▸ AVAILABLE DATA
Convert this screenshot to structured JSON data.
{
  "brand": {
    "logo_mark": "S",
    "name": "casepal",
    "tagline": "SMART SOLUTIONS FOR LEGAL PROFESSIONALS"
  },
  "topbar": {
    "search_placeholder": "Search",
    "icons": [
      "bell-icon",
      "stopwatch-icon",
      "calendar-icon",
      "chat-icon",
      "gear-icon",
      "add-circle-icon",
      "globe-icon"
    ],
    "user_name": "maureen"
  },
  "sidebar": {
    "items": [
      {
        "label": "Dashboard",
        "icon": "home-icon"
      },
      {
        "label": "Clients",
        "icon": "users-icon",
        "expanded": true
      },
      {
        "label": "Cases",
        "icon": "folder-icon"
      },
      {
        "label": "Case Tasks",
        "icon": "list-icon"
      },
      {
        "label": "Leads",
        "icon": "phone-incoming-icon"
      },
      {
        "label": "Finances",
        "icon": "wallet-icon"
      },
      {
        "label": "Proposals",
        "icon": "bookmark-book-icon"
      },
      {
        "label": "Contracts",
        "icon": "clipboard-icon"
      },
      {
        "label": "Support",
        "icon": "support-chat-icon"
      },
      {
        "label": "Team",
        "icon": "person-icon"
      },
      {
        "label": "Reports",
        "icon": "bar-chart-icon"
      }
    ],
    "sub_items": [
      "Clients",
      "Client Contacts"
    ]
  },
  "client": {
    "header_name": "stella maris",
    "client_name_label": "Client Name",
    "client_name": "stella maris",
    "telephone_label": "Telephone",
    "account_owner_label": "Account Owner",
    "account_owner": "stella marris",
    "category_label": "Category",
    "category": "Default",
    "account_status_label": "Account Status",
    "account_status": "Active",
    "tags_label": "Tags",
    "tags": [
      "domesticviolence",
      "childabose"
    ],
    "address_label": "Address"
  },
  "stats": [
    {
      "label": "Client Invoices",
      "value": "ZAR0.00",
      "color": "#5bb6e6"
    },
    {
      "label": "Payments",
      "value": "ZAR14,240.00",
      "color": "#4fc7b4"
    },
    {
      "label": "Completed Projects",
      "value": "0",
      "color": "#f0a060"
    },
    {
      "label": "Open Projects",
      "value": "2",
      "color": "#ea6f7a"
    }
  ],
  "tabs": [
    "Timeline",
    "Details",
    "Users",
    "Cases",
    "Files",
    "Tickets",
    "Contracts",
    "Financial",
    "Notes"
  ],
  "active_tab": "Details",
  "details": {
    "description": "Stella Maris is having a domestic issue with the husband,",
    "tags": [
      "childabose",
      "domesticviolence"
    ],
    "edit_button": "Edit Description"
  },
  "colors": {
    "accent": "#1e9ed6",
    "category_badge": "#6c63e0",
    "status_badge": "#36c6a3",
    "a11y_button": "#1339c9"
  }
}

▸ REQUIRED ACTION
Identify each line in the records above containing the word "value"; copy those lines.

▸ OUTPUT OF THE TASK
      "value": "ZAR0.00",
      "value": "ZAR14,240.00",
      "value": "0",
      "value": "2",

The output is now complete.